SEOUL: A Russian man who sought asylum in South Korea was deported on charges of having links to Al-Qaeda, Korean police confirmed on Monday.
According to the Seoul Metropolitan Police Agency, the Ukraine-born Russian national was arrested in December and extradited in January.
He was found to be an “instructor” of the Al-Qaeda-affiliated Al-Nusra Front group operating in Syria.
Korean police acted on an Interpol red notice to detain the man, who was already wanted in Russia.
“Police obtained intelligence that an Al-Qaeda instructor had sneaked into South Korea to apply for refugee status,” a police spokesman said.
“With the help of the Federal Security Service in Russia, we identified and arrested the suspect to hand him over to the Russian government.”
He added that the militant had fled to South Korea in November 2016 and sought asylum twice — in 2017 and 2019.
The application was rejected both times.
The arrest raises concerns that more terrorists from former Soviet republics, especially in Central Asia, may be operating in the country, some of them under the guise of seeking asylum.
In November, a Kazakhstani worker was arrested by South Korean authorities for financing a terrorist group in Central Asia.
The suspect, in his 20s, entered the country in 2016 and had been staying illegally without a visa, according to police.
The man was accused of having transferred about $1,000 to a terrorist group.
He was the first foreigner to be arrested for breaching South Korea’s act for countering the financing of terrorism, which was enforced in 2017.
In February last year, a UN Security Council report warned that terrorists operating in Central Asia would try to enter South Korea, which has a large community of migrants from the region. Most of them originate from Uzbekistan.

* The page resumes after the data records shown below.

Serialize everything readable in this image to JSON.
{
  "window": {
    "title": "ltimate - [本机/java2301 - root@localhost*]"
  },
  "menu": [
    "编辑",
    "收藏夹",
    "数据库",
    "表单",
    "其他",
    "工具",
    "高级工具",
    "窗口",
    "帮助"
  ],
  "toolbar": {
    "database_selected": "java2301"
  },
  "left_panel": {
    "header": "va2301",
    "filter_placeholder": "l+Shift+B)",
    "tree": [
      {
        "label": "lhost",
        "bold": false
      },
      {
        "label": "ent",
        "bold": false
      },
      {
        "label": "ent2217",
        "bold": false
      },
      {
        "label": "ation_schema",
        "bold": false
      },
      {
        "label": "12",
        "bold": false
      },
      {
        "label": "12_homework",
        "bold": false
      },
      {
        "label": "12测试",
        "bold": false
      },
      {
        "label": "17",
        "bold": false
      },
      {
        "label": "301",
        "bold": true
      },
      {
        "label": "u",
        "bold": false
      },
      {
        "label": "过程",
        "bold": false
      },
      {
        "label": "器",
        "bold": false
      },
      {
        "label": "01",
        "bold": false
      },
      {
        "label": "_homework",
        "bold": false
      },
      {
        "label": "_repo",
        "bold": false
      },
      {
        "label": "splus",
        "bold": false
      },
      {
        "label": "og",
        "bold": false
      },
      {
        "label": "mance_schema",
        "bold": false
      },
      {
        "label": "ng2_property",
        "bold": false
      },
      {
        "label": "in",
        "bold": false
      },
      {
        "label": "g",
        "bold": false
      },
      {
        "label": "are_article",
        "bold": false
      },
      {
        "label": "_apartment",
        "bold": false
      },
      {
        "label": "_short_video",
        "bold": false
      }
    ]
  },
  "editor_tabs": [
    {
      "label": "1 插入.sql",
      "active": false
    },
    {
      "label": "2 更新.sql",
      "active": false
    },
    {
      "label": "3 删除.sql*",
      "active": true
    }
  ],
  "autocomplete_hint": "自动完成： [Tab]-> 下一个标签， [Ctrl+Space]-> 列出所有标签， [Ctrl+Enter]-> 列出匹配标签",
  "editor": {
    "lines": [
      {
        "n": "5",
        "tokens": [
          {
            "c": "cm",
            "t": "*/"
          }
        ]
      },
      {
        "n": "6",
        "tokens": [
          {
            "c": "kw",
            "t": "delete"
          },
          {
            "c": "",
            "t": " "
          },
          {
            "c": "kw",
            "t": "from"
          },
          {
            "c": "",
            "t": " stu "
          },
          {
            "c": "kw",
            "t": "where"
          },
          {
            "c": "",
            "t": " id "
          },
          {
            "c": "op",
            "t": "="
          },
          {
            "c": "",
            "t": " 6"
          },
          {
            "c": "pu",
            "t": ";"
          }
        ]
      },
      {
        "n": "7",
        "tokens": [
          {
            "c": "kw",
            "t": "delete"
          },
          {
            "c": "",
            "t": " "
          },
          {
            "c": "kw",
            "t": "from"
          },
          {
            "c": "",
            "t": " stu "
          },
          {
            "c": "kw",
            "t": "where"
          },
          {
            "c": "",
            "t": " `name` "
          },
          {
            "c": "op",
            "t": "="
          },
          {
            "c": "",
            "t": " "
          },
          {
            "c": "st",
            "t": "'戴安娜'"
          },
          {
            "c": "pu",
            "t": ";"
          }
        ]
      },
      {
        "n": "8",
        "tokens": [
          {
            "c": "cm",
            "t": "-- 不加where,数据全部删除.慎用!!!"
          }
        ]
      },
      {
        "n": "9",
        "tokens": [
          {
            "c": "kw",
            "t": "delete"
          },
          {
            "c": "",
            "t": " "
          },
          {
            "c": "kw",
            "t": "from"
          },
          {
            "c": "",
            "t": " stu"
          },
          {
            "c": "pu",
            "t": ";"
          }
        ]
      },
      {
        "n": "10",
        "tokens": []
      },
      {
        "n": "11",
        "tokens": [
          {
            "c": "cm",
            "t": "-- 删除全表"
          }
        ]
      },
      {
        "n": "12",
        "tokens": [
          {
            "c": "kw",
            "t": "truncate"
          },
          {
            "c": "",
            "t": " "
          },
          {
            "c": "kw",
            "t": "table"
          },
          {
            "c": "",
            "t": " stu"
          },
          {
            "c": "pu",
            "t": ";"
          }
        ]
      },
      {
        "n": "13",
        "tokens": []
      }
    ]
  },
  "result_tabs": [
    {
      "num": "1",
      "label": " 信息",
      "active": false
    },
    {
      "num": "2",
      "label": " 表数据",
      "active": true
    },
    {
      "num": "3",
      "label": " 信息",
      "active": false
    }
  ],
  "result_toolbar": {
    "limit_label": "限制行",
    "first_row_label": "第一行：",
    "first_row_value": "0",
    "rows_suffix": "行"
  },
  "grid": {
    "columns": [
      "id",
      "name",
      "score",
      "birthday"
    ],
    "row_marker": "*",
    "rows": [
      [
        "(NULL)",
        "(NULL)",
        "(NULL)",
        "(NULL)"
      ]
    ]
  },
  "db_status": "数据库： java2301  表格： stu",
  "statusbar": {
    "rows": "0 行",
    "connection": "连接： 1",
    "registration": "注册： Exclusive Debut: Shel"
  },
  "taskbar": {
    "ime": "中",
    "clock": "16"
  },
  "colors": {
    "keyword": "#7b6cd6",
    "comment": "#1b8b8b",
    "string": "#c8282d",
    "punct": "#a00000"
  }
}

“Many ethnic Uzbeks request deportation from Turkey to the Republic of Korea, where the total number of Uzbeks is estimated to be between 20,000 and 30,000,” the report said. “Some Uzbek migrant workers in the Republic of Korea are reported to have been radicalized and to be a source of financing for the travel of extremists to the Syrian Arab Republic.”